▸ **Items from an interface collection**
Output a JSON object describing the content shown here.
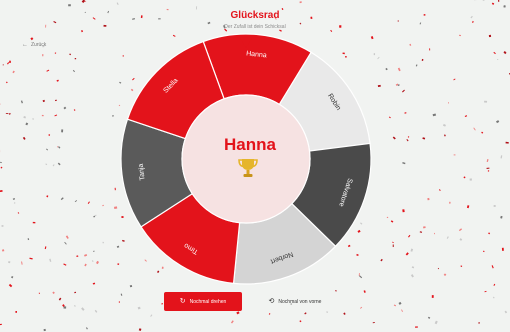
{
  "header": {
    "title": "Glücksrad",
    "subtitle": "Der Zufall ist dein Schicksal"
  },
  "nav": {
    "back_label": "Zurück",
    "back_icon": "arrow-left-icon"
  },
  "wheel": {
    "segments": [
      {
        "label": "Hanna",
        "color": "#e3131b",
        "text_color": "#ffffff"
      },
      {
        "label": "Robin",
        "color": "#e9e9e9",
        "text_color": "#333333"
      },
      {
        "label": "Salvatore",
        "color": "#4a4a4a",
        "text_color": "#ffffff"
      },
      {
        "label": "Norbert",
        "color": "#d4d4d4",
        "text_color": "#333333"
      },
      {
        "label": "Timo",
        "color": "#e3131b",
        "text_color": "#ffffff"
      },
      {
        "label": "Tanja",
        "color": "#5a5a5a",
        "text_color": "#ffffff"
      },
      {
        "label": "Stella",
        "color": "#e3131b",
        "text_color": "#ffffff"
      }
    ],
    "winner": "Hanna",
    "trophy_icon": "trophy-icon"
  },
  "actions": {
    "spin_again_label": "Nochmal drehen",
    "spin_again_icon": "refresh-icon",
    "restart_label": "Nochmal von vorne",
    "restart_icon": "restart-icon"
  },
  "colors": {
    "accent": "#e3131b",
    "background": "#f1f3f1"
  }
}
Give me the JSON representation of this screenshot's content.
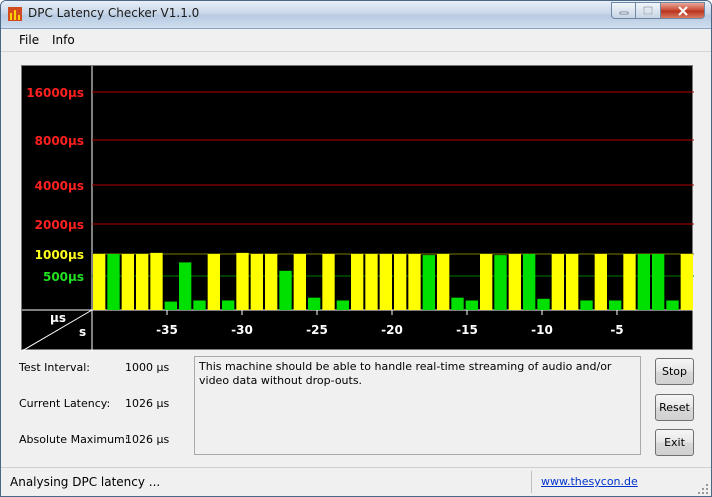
{
  "window": {
    "title": "DPC Latency Checker V1.1.0"
  },
  "menu": [
    "File",
    "Info"
  ],
  "graph": {
    "y_labels": [
      {
        "text": "16000µs",
        "color": "#ff2020"
      },
      {
        "text": "8000µs",
        "color": "#ff2020"
      },
      {
        "text": "4000µs",
        "color": "#ff2020"
      },
      {
        "text": "2000µs",
        "color": "#ff2020"
      },
      {
        "text": "1000µs",
        "color": "#ffff20"
      },
      {
        "text": "500µs",
        "color": "#20e020"
      }
    ],
    "corner_top": "µs",
    "corner_bottom": "s",
    "x_ticks": [
      "-35",
      "-30",
      "-25",
      "-20",
      "-15",
      "-10",
      "-5"
    ],
    "bar_colors": {
      "yellow": "#ffff00",
      "green": "#00e000"
    },
    "bars": [
      {
        "color": "yellow",
        "level": 1.0
      },
      {
        "color": "green",
        "level": 1.0
      },
      {
        "color": "yellow",
        "level": 1.0
      },
      {
        "color": "yellow",
        "level": 1.0
      },
      {
        "color": "yellow",
        "level": 1.02
      },
      {
        "color": "green",
        "level": 0.15
      },
      {
        "color": "green",
        "level": 0.85
      },
      {
        "color": "green",
        "level": 0.17
      },
      {
        "color": "yellow",
        "level": 1.0
      },
      {
        "color": "green",
        "level": 0.17
      },
      {
        "color": "yellow",
        "level": 1.02
      },
      {
        "color": "yellow",
        "level": 1.0
      },
      {
        "color": "yellow",
        "level": 1.0
      },
      {
        "color": "green",
        "level": 0.7
      },
      {
        "color": "yellow",
        "level": 1.0
      },
      {
        "color": "green",
        "level": 0.22
      },
      {
        "color": "yellow",
        "level": 1.0
      },
      {
        "color": "green",
        "level": 0.17
      },
      {
        "color": "yellow",
        "level": 1.0
      },
      {
        "color": "yellow",
        "level": 1.0
      },
      {
        "color": "yellow",
        "level": 1.0
      },
      {
        "color": "yellow",
        "level": 1.0
      },
      {
        "color": "yellow",
        "level": 1.0
      },
      {
        "color": "green",
        "level": 0.98
      },
      {
        "color": "yellow",
        "level": 1.0
      },
      {
        "color": "green",
        "level": 0.22
      },
      {
        "color": "green",
        "level": 0.17
      },
      {
        "color": "yellow",
        "level": 1.0
      },
      {
        "color": "green",
        "level": 0.98
      },
      {
        "color": "yellow",
        "level": 1.0
      },
      {
        "color": "green",
        "level": 1.0
      },
      {
        "color": "green",
        "level": 0.2
      },
      {
        "color": "yellow",
        "level": 1.0
      },
      {
        "color": "yellow",
        "level": 1.0
      },
      {
        "color": "green",
        "level": 0.17
      },
      {
        "color": "yellow",
        "level": 1.0
      },
      {
        "color": "green",
        "level": 0.17
      },
      {
        "color": "yellow",
        "level": 1.0
      },
      {
        "color": "green",
        "level": 1.0
      },
      {
        "color": "green",
        "level": 1.0
      },
      {
        "color": "green",
        "level": 0.17
      },
      {
        "color": "yellow",
        "level": 1.0
      }
    ]
  },
  "info": {
    "test_interval_label": "Test Interval:",
    "test_interval_value": "1000 µs",
    "current_latency_label": "Current Latency:",
    "current_latency_value": "1026 µs",
    "absolute_maximum_label": "Absolute Maximum:",
    "absolute_maximum_value": "1026 µs"
  },
  "message": "This machine should be able to handle real-time streaming of audio and/or video data without drop-outs.",
  "buttons": {
    "stop": "Stop",
    "reset": "Reset",
    "exit": "Exit"
  },
  "status": {
    "text": "Analysing DPC latency ...",
    "link": "www.thesycon.de"
  }
}
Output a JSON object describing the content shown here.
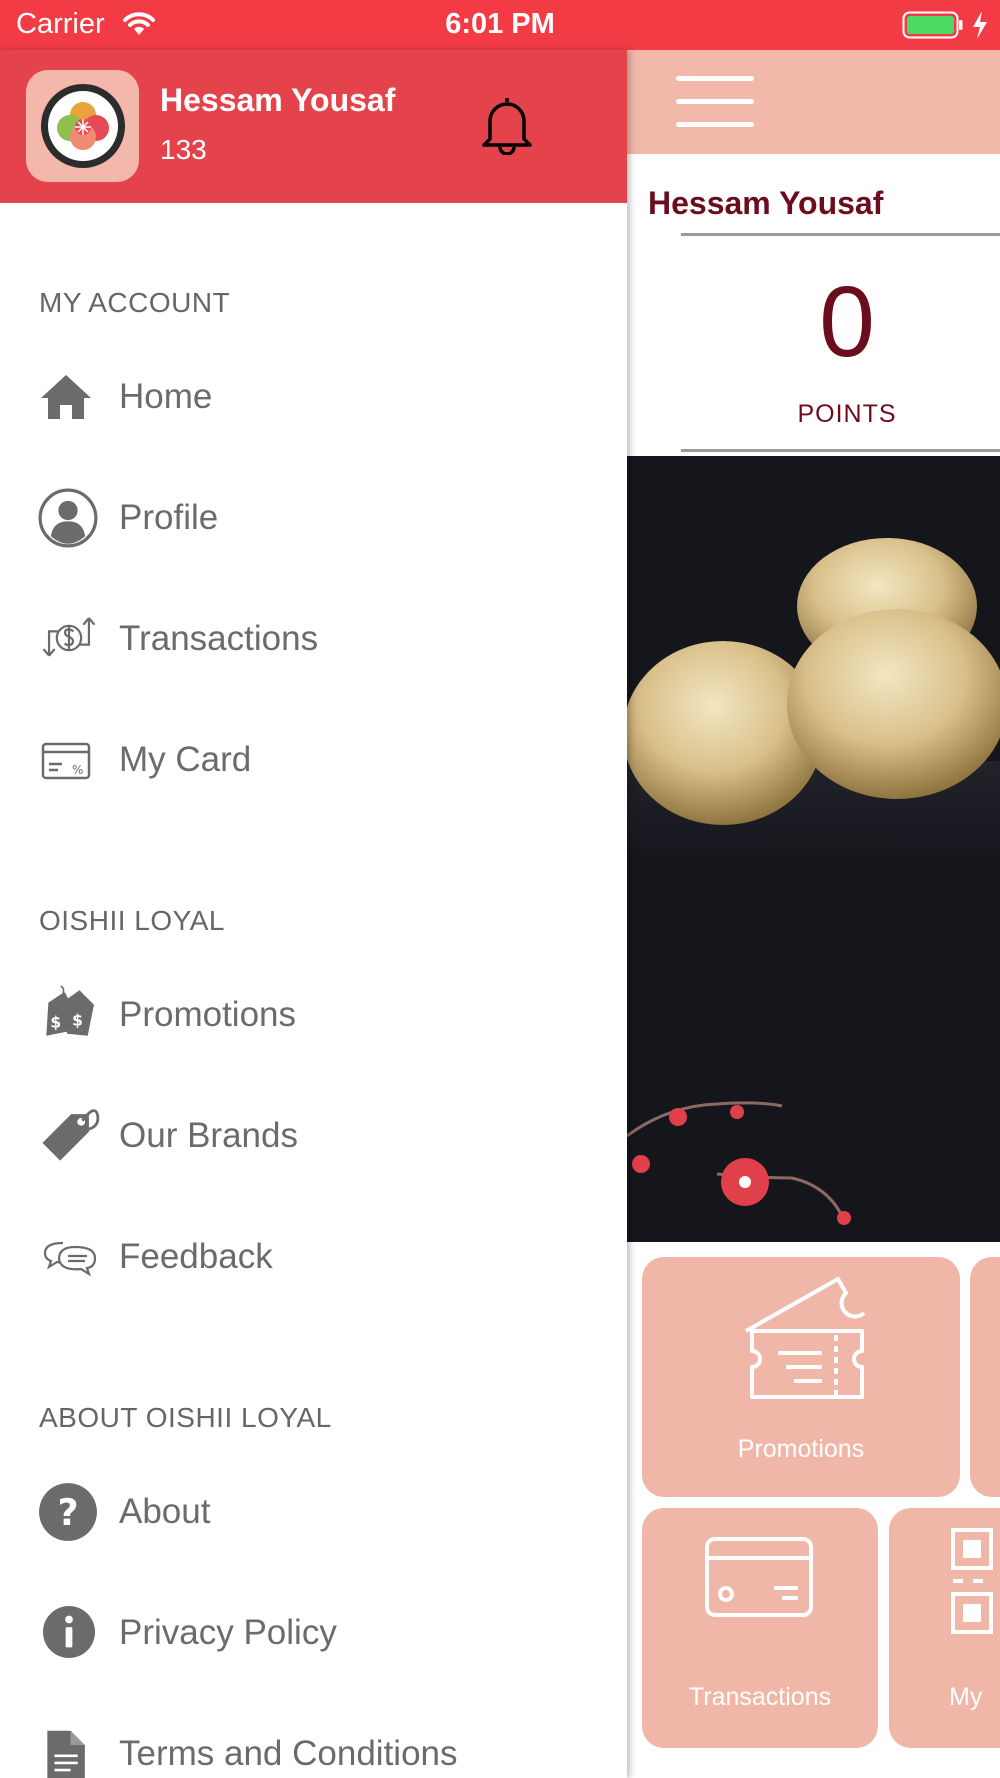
{
  "status_bar": {
    "carrier": "Carrier",
    "time": "6:01 PM",
    "icons": [
      "wifi-icon",
      "battery-icon",
      "charging-icon"
    ]
  },
  "drawer": {
    "user_name": "Hessam Yousaf",
    "user_points": "133",
    "sections": [
      {
        "title": "MY ACCOUNT",
        "items": [
          {
            "label": "Home",
            "icon": "home-icon"
          },
          {
            "label": "Profile",
            "icon": "profile-icon"
          },
          {
            "label": "Transactions",
            "icon": "transactions-icon"
          },
          {
            "label": "My Card",
            "icon": "card-icon"
          }
        ]
      },
      {
        "title": "OISHII LOYAL",
        "items": [
          {
            "label": "Promotions",
            "icon": "price-tags-icon"
          },
          {
            "label": "Our Brands",
            "icon": "tag-icon"
          },
          {
            "label": "Feedback",
            "icon": "chat-bubbles-icon"
          }
        ]
      },
      {
        "title": "ABOUT OISHII LOYAL",
        "items": [
          {
            "label": "About",
            "icon": "question-icon"
          },
          {
            "label": "Privacy Policy",
            "icon": "info-icon"
          },
          {
            "label": "Terms and Conditions",
            "icon": "document-icon"
          }
        ]
      }
    ]
  },
  "main": {
    "user_name": "Hessam Yousaf",
    "points_value": "0",
    "points_label": "POINTS",
    "tiles": [
      {
        "label": "Promotions",
        "icon": "ticket-icon"
      },
      {
        "label": "Transactions",
        "icon": "credit-card-icon"
      },
      {
        "label": "My",
        "icon": "qr-code-icon"
      }
    ]
  },
  "colors": {
    "status_bar": "#f23b45",
    "drawer_header": "#e5434c",
    "accent_light": "#f2b8aa",
    "brand_dark_red": "#6b0d1c",
    "menu_text": "#6b6b6b"
  }
}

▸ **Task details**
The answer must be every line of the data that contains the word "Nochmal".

▸ **Response area**
    "spin_again_label": "Nochmal drehen",
    "restart_label": "Nochmal von vorne",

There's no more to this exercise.